PROBLEM STATEMENT -> For the records below, work out the number of lines holding "Registration" and reply with only that.

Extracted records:
++++++++++

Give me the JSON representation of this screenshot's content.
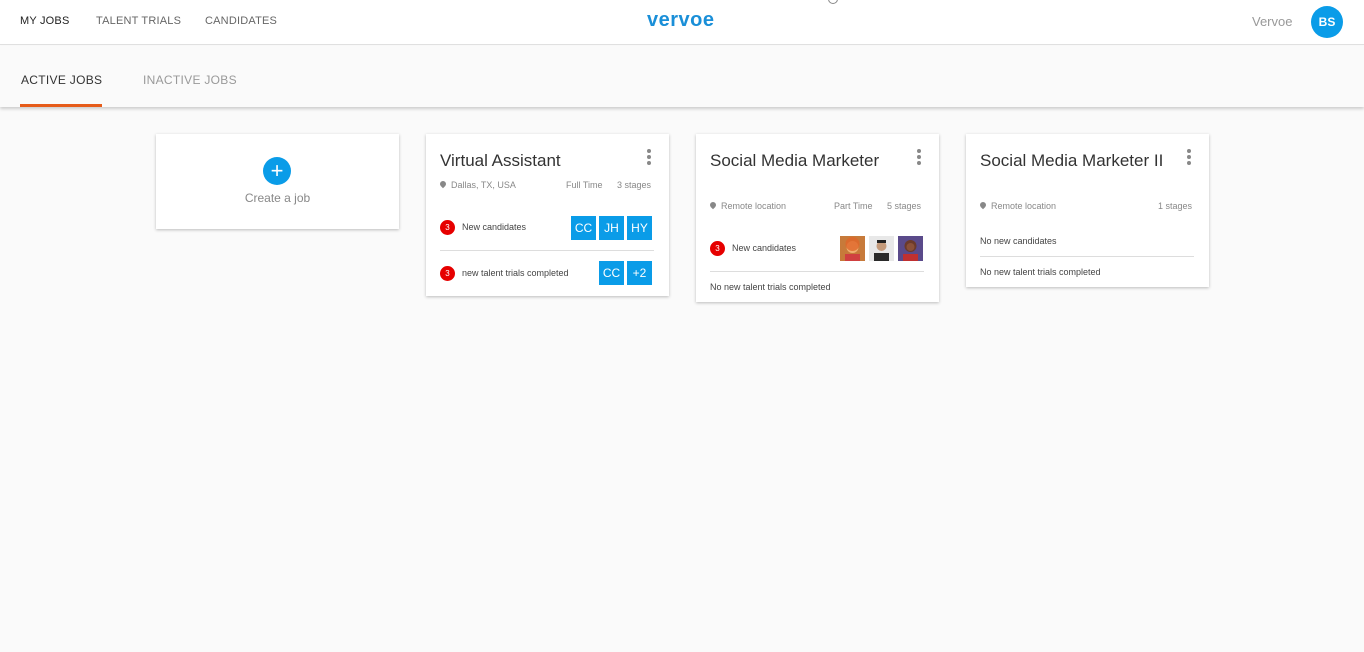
{
  "nav": {
    "items": [
      {
        "label": "MY JOBS",
        "active": true
      },
      {
        "label": "TALENT TRIALS",
        "active": false
      },
      {
        "label": "CANDIDATES",
        "active": false
      }
    ],
    "logo": "vervoe",
    "org_name": "Vervoe",
    "user_initials": "BS"
  },
  "tabs": [
    {
      "label": "ACTIVE JOBS",
      "active": true
    },
    {
      "label": "INACTIVE JOBS",
      "active": false
    }
  ],
  "create_card": {
    "label": "Create a job",
    "icon": "plus-icon"
  },
  "jobs": [
    {
      "title": "Virtual Assistant",
      "location": "Dallas, TX, USA",
      "type": "Full Time",
      "stages": "3 stages",
      "new_candidates": {
        "count": "3",
        "label": "New candidates",
        "chips": [
          "CC",
          "JH",
          "HY"
        ]
      },
      "talent_trials": {
        "count": "3",
        "label": "new talent trials completed",
        "chips": [
          "CC",
          "+2"
        ]
      }
    },
    {
      "title": "Social Media Marketer",
      "location": "Remote location",
      "type": "Part Time",
      "stages": "5 stages",
      "new_candidates": {
        "count": "3",
        "label": "New candidates",
        "photos": [
          "candidate-photo-1",
          "candidate-photo-2",
          "candidate-photo-3"
        ]
      },
      "talent_trials": {
        "label": "No new talent trials completed"
      }
    },
    {
      "title": "Social Media Marketer II",
      "location": "Remote location",
      "stages": "1 stages",
      "new_candidates": {
        "label": "No new candidates"
      },
      "talent_trials": {
        "label": "No new talent trials completed"
      }
    }
  ],
  "colors": {
    "accent": "#0a9ce8",
    "tab_indicator": "#e65c1a",
    "badge": "#e60000",
    "logo": "#1a8fd8"
  }
}
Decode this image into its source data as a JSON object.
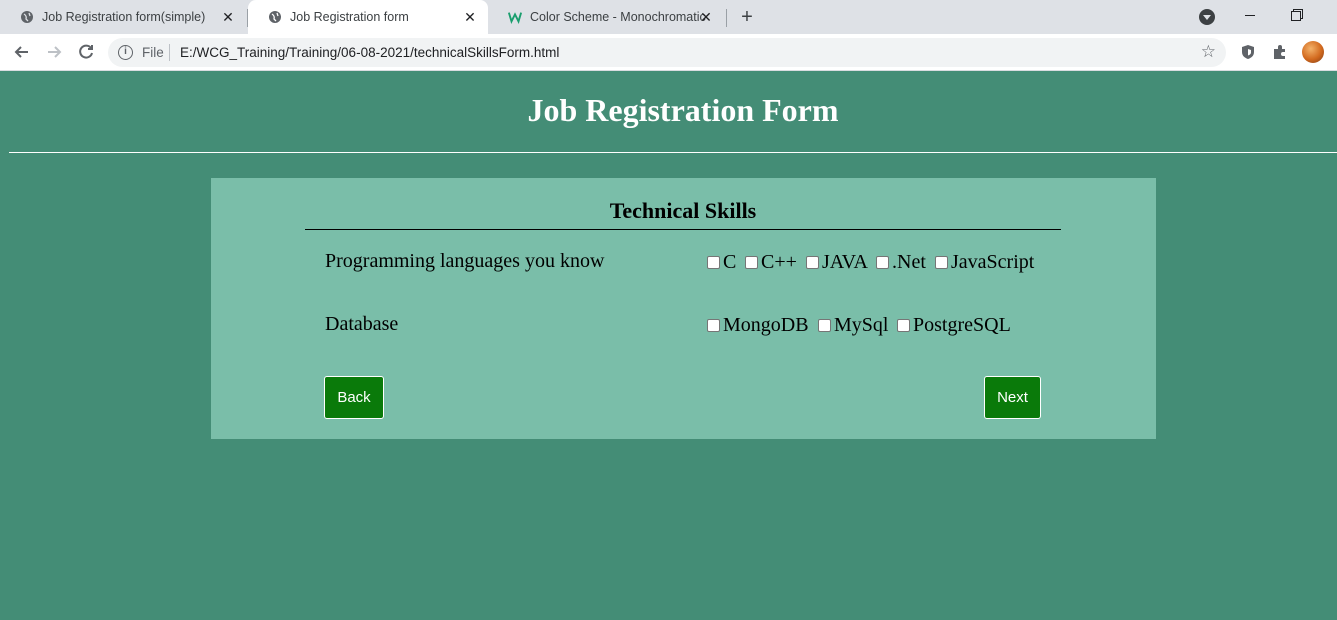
{
  "browser": {
    "tabs": [
      {
        "title": "Job Registration form(simple)",
        "icon": "globe-icon",
        "active": false
      },
      {
        "title": "Job Registration form",
        "icon": "globe-icon",
        "active": true
      },
      {
        "title": "Color Scheme - Monochromatic",
        "icon": "w-logo-icon",
        "active": false
      }
    ],
    "close_glyph": "✕",
    "new_tab_glyph": "+",
    "address": {
      "security_label": "File",
      "url": "E:/WCG_Training/Training/06-08-2021/technicalSkillsForm.html"
    }
  },
  "page": {
    "title": "Job Registration Form",
    "section_title": "Technical Skills",
    "programming": {
      "label": "Programming languages you know",
      "options": [
        "C",
        "C++",
        "JAVA",
        ".Net",
        "JavaScript"
      ]
    },
    "database": {
      "label": "Database",
      "options": [
        "MongoDB",
        "MySql",
        "PostgreSQL"
      ]
    },
    "back_label": "Back",
    "next_label": "Next"
  },
  "colors": {
    "page_bg": "#448d76",
    "card_bg": "#7abea9",
    "button_bg": "#0a7a0a"
  }
}
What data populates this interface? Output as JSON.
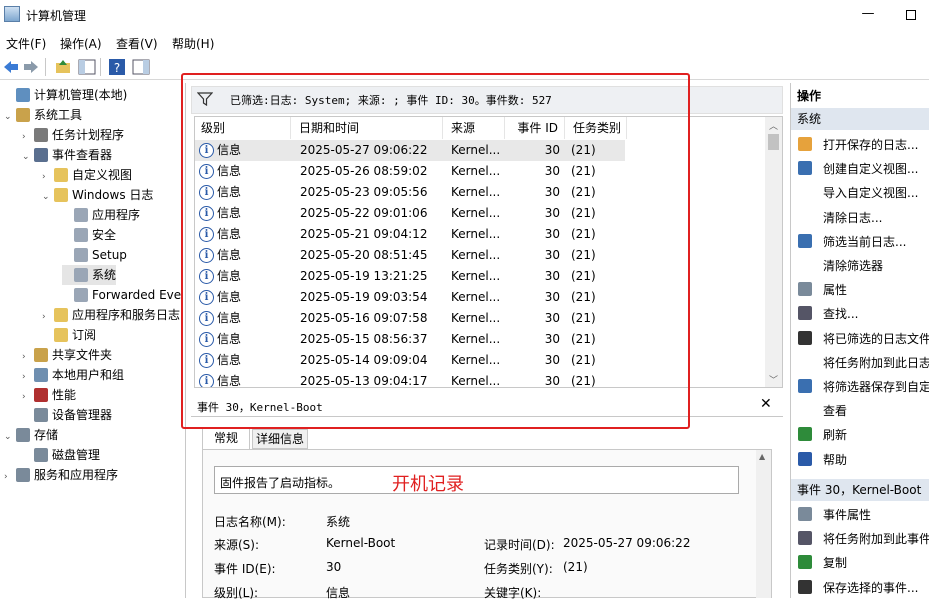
{
  "window": {
    "title": "计算机管理",
    "minimize": "—"
  },
  "menu": [
    "文件(F)",
    "操作(A)",
    "查看(V)",
    "帮助(H)"
  ],
  "tree": [
    {
      "label": "计算机管理(本地)",
      "x": 4,
      "exp": "",
      "color": "#5f8fbf"
    },
    {
      "label": "系统工具",
      "x": 4,
      "exp": "⌄",
      "color": "#c9a24b"
    },
    {
      "label": "任务计划程序",
      "x": 22,
      "exp": "›",
      "color": "#7a7a7a"
    },
    {
      "label": "事件查看器",
      "x": 22,
      "exp": "⌄",
      "color": "#5a6f8f"
    },
    {
      "label": "自定义视图",
      "x": 42,
      "exp": "›",
      "color": "#e6c35c"
    },
    {
      "label": "Windows 日志",
      "x": 42,
      "exp": "⌄",
      "color": "#e6c35c"
    },
    {
      "label": "应用程序",
      "x": 62,
      "exp": "",
      "color": "#9aa6b6"
    },
    {
      "label": "安全",
      "x": 62,
      "exp": "",
      "color": "#9aa6b6"
    },
    {
      "label": "Setup",
      "x": 62,
      "exp": "",
      "color": "#9aa6b6"
    },
    {
      "label": "系统",
      "x": 62,
      "exp": "",
      "color": "#9aa6b6"
    },
    {
      "label": "Forwarded Eve",
      "x": 62,
      "exp": "",
      "color": "#9aa6b6"
    },
    {
      "label": "应用程序和服务日志",
      "x": 42,
      "exp": "›",
      "color": "#e6c35c"
    },
    {
      "label": "订阅",
      "x": 42,
      "exp": "",
      "color": "#e6c35c"
    },
    {
      "label": "共享文件夹",
      "x": 22,
      "exp": "›",
      "color": "#c9a24b"
    },
    {
      "label": "本地用户和组",
      "x": 22,
      "exp": "›",
      "color": "#6f8fb0"
    },
    {
      "label": "性能",
      "x": 22,
      "exp": "›",
      "color": "#b03030"
    },
    {
      "label": "设备管理器",
      "x": 22,
      "exp": "",
      "color": "#7a8a9a"
    },
    {
      "label": "存储",
      "x": 4,
      "exp": "⌄",
      "color": "#7a8a9a"
    },
    {
      "label": "磁盘管理",
      "x": 22,
      "exp": "",
      "color": "#7a8a9a"
    },
    {
      "label": "服务和应用程序",
      "x": 4,
      "exp": "›",
      "color": "#7a8a9a"
    }
  ],
  "filter": {
    "text": "已筛选:日志: System; 来源: ; 事件 ID: 30。事件数: 527"
  },
  "list": {
    "headers": [
      "级别",
      "日期和时间",
      "来源",
      "事件 ID",
      "任务类别"
    ],
    "rows": [
      {
        "level": "信息",
        "date": "2025-05-27 09:06:22",
        "source": "Kernel...",
        "id": "30",
        "cat": "(21)"
      },
      {
        "level": "信息",
        "date": "2025-05-26 08:59:02",
        "source": "Kernel...",
        "id": "30",
        "cat": "(21)"
      },
      {
        "level": "信息",
        "date": "2025-05-23 09:05:56",
        "source": "Kernel...",
        "id": "30",
        "cat": "(21)"
      },
      {
        "level": "信息",
        "date": "2025-05-22 09:01:06",
        "source": "Kernel...",
        "id": "30",
        "cat": "(21)"
      },
      {
        "level": "信息",
        "date": "2025-05-21 09:04:12",
        "source": "Kernel...",
        "id": "30",
        "cat": "(21)"
      },
      {
        "level": "信息",
        "date": "2025-05-20 08:51:45",
        "source": "Kernel...",
        "id": "30",
        "cat": "(21)"
      },
      {
        "level": "信息",
        "date": "2025-05-19 13:21:25",
        "source": "Kernel...",
        "id": "30",
        "cat": "(21)"
      },
      {
        "level": "信息",
        "date": "2025-05-19 09:03:54",
        "source": "Kernel...",
        "id": "30",
        "cat": "(21)"
      },
      {
        "level": "信息",
        "date": "2025-05-16 09:07:58",
        "source": "Kernel...",
        "id": "30",
        "cat": "(21)"
      },
      {
        "level": "信息",
        "date": "2025-05-15 08:56:37",
        "source": "Kernel...",
        "id": "30",
        "cat": "(21)"
      },
      {
        "level": "信息",
        "date": "2025-05-14 09:09:04",
        "source": "Kernel...",
        "id": "30",
        "cat": "(21)"
      },
      {
        "level": "信息",
        "date": "2025-05-13 09:04:17",
        "source": "Kernel...",
        "id": "30",
        "cat": "(21)"
      }
    ]
  },
  "detail": {
    "title": "事件 30，Kernel-Boot",
    "tabs": [
      "常规",
      "详细信息"
    ],
    "description": "固件报告了启动指标。",
    "annotation": "开机记录",
    "fields": {
      "log_name_label": "日志名称(M):",
      "log_name": "系统",
      "source_label": "来源(S):",
      "source": "Kernel-Boot",
      "logged_label": "记录时间(D):",
      "logged": "2025-05-27 09:06:22",
      "event_id_label": "事件 ID(E):",
      "event_id": "30",
      "task_label": "任务类别(Y):",
      "task": "(21)",
      "level_label": "级别(L):",
      "level": "信息",
      "keywords_label": "关键字(K):"
    }
  },
  "actions": {
    "header": "操作",
    "section1": "系统",
    "items1": [
      "打开保存的日志...",
      "创建自定义视图...",
      "导入自定义视图...",
      "清除日志...",
      "筛选当前日志...",
      "清除筛选器",
      "属性",
      "查找...",
      "将已筛选的日志文件",
      "将任务附加到此日志",
      "将筛选器保存到自定",
      "查看",
      "刷新",
      "帮助"
    ],
    "section2": "事件 30，Kernel-Boot",
    "items2": [
      "事件属性",
      "将任务附加到此事件",
      "复制",
      "保存选择的事件..."
    ]
  },
  "colors": {
    "highlight_box": "#e02020",
    "info_icon": "#2a5aa8"
  }
}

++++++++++

EXERCISE SOLUTION -> 3